TBILISI (Reuters) - Georgia's interior minister said on Friday that $400 million of heroin seized earlier this month, in the country's biggest ever drugs haul, belonged to the Taliban and was headed for Europe.
Ex-Soviet Georgia is on a drug trafficking route between Asia and Europe, often originating in Afghanistan and moving westward via Iran and the South Caucasus to Russia, Turkey or Western Europe, according to a recent U.S. State Department report.
Georgian police arrested two Georgian citizens after finding 2.79 tonnes of liquid heroin in a truck that had entered Georgia from neighbouring Azerbaijan.
The truck was carrying 93 30-litre plastic barrels filled with an illegal substance that was 80 percent heroin, the police said.
"That drug originated in Afghanistan and belonged to the Taliban," Alexander Chikaidze, Georgia's interior minister, said during a hearing in parliament on Friday.
"Heroin that we seized worth about $400 million.
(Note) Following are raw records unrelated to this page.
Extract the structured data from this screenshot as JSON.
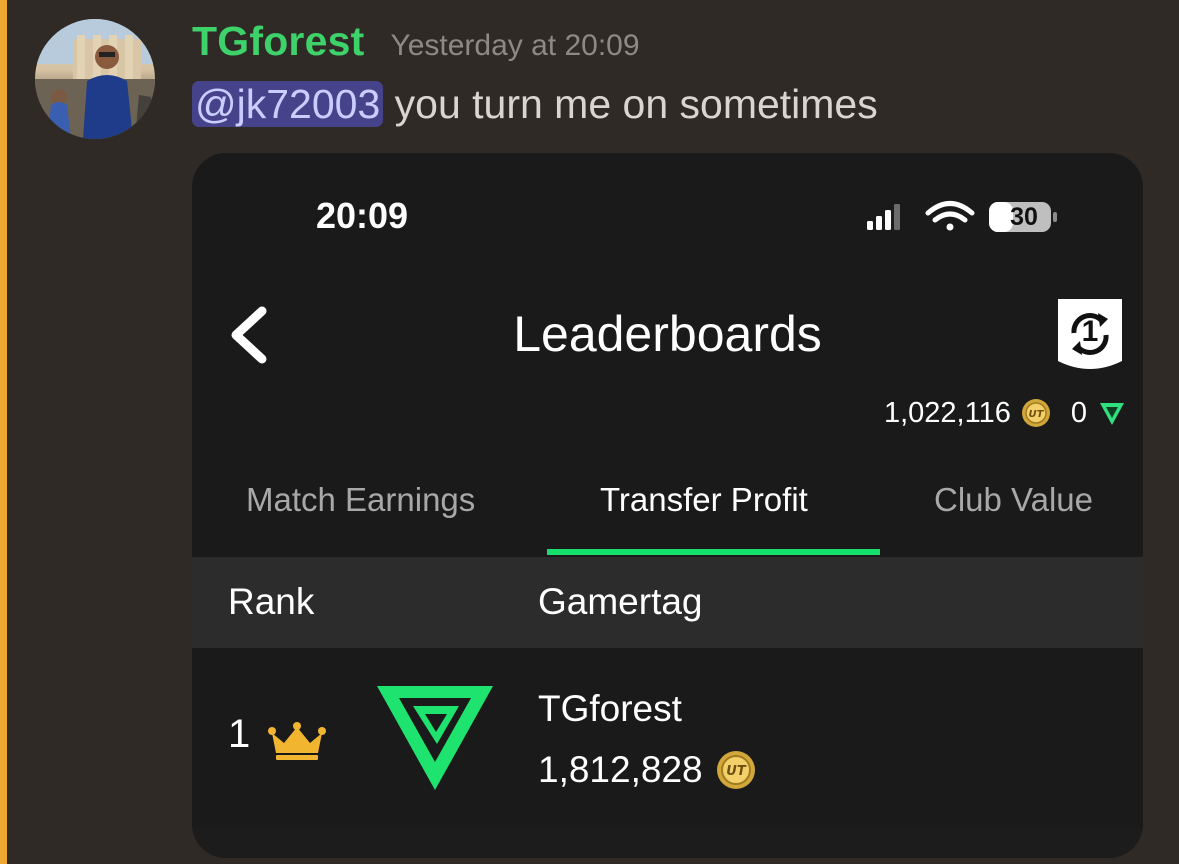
{
  "message": {
    "author": "TGforest",
    "timestamp": "Yesterday at 20:09",
    "mention": "@jk72003",
    "text": " you turn me on sometimes"
  },
  "screenshot": {
    "status_bar": {
      "time": "20:09",
      "battery": "30"
    },
    "screen_title": "Leaderboards",
    "sync_badge": "1",
    "currency": {
      "coins": "1,022,116",
      "points": "0"
    },
    "tabs": [
      {
        "label": "Match Earnings",
        "active": false
      },
      {
        "label": "Transfer Profit",
        "active": true
      },
      {
        "label": "Club Value",
        "active": false
      }
    ],
    "table": {
      "headers": {
        "rank": "Rank",
        "gamertag": "Gamertag"
      },
      "rows": [
        {
          "rank": "1",
          "gamertag": "TGforest",
          "value": "1,812,828"
        }
      ]
    }
  },
  "icons": {
    "coin_text": "UT"
  },
  "colors": {
    "author": "#3dd26a",
    "mention_bg": "#47438a",
    "accent_green": "#18de6e",
    "highlight_bar": "#f0a731",
    "crown": "#f2b530"
  }
}
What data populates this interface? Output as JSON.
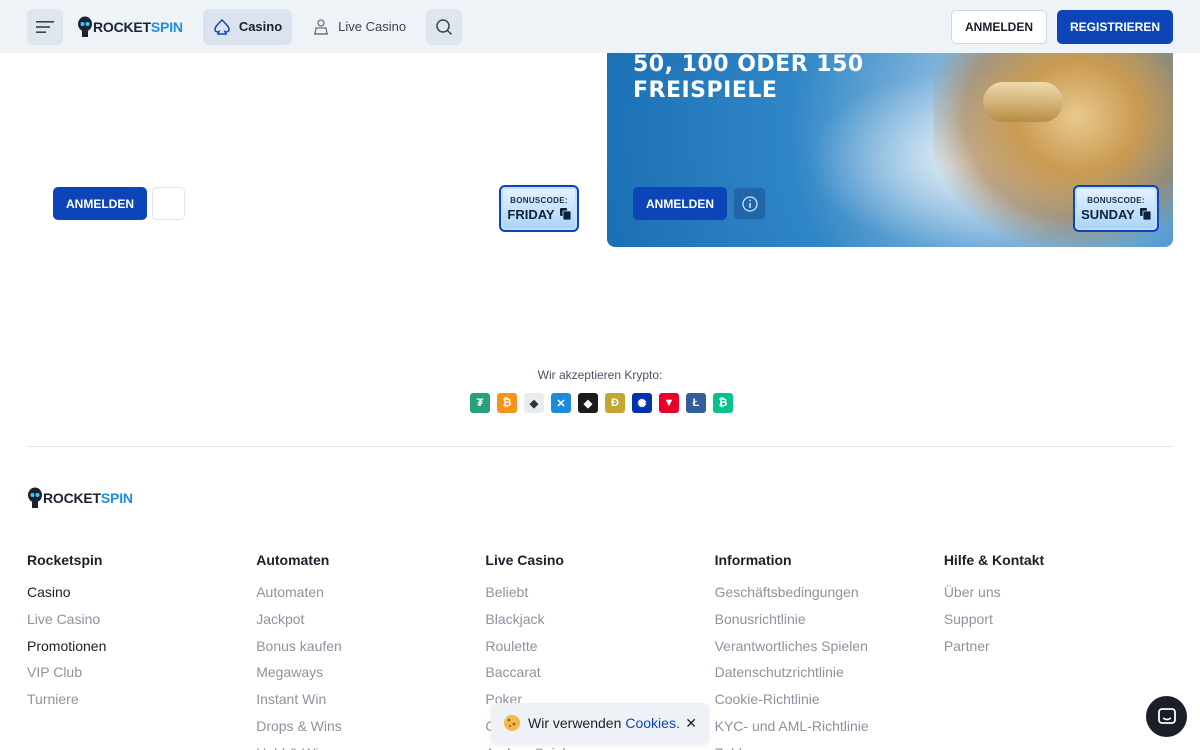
{
  "header": {
    "logo_rocket": "ROCKET",
    "logo_spin": "SPIN",
    "nav": {
      "casino": "Casino",
      "live_casino": "Live Casino"
    },
    "login_label": "ANMELDEN",
    "register_label": "REGISTRIEREN"
  },
  "promo_left": {
    "login_label": "ANMELDEN",
    "bonus_label": "BONUSCODE:",
    "bonus_code": "FRIDAY"
  },
  "promo_right": {
    "title_line1": "50, 100 ODER 150",
    "title_line2": "FREISPIELE",
    "login_label": "ANMELDEN",
    "bonus_label": "BONUSCODE:",
    "bonus_code": "SUNDAY"
  },
  "crypto": {
    "label": "Wir akzeptieren Krypto:",
    "icons": [
      {
        "name": "tether-icon",
        "glyph": "₮",
        "color": "#26a17b"
      },
      {
        "name": "bitcoin-icon",
        "glyph": "₿",
        "color": "#f7931a"
      },
      {
        "name": "ethereum-icon",
        "glyph": "◆",
        "color": "#e9ecef"
      },
      {
        "name": "ripple-icon",
        "glyph": "✕",
        "color": "#1d8cd8"
      },
      {
        "name": "binance-icon",
        "glyph": "◆",
        "color": "#1b1b1b"
      },
      {
        "name": "dogecoin-icon",
        "glyph": "Ð",
        "color": "#c2a633"
      },
      {
        "name": "cardano-icon",
        "glyph": "✺",
        "color": "#0033ad"
      },
      {
        "name": "tron-icon",
        "glyph": "▼",
        "color": "#eb0029"
      },
      {
        "name": "litecoin-icon",
        "glyph": "Ł",
        "color": "#345d9d"
      },
      {
        "name": "bitcoin-cash-icon",
        "glyph": "₿",
        "color": "#0ac18e"
      }
    ]
  },
  "footer": {
    "logo_rocket": "ROCKET",
    "logo_spin": "SPIN",
    "columns": [
      {
        "title": "Rocketspin",
        "links": [
          "Casino",
          "Live Casino",
          "Promotionen",
          "VIP Club",
          "Turniere"
        ]
      },
      {
        "title": "Automaten",
        "links": [
          "Automaten",
          "Jackpot",
          "Bonus kaufen",
          "Megaways",
          "Instant Win",
          "Drops & Wins",
          "Hold & Win"
        ]
      },
      {
        "title": "Live Casino",
        "links": [
          "Beliebt",
          "Blackjack",
          "Roulette",
          "Baccarat",
          "Poker",
          "Game Shows",
          "Andere Spiele"
        ]
      },
      {
        "title": "Information",
        "links": [
          "Geschäftsbedingungen",
          "Bonusrichtlinie",
          "Verantwortliches Spielen",
          "Datenschutzrichtlinie",
          "Cookie-Richtlinie",
          "KYC- und AML-Richtlinie",
          "Zahlungen"
        ]
      },
      {
        "title": "Hilfe & Kontakt",
        "links": [
          "Über uns",
          "Support",
          "Partner"
        ]
      }
    ]
  },
  "cookie": {
    "text": "Wir verwenden",
    "link": "Cookies."
  },
  "colors": {
    "primary": "#0d45b8",
    "header_bg": "#eef3f8"
  }
}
It was intended to be delivered to Europe via Georgia and Turkey."
Georgia's previous biggest drugs seizure was last July, when police arrested two foreigners after finding 116 kg of heroin in a truck that entered the country from Armenia.
According to the U.S. State Department report, strengthened border security measures since 2013 and a more proactive approach to investigations and inspection in Georgia have "led to a dramatic increase in drug seizures".
(Writing by Margarita Antidze; Editing by Susan Fenton)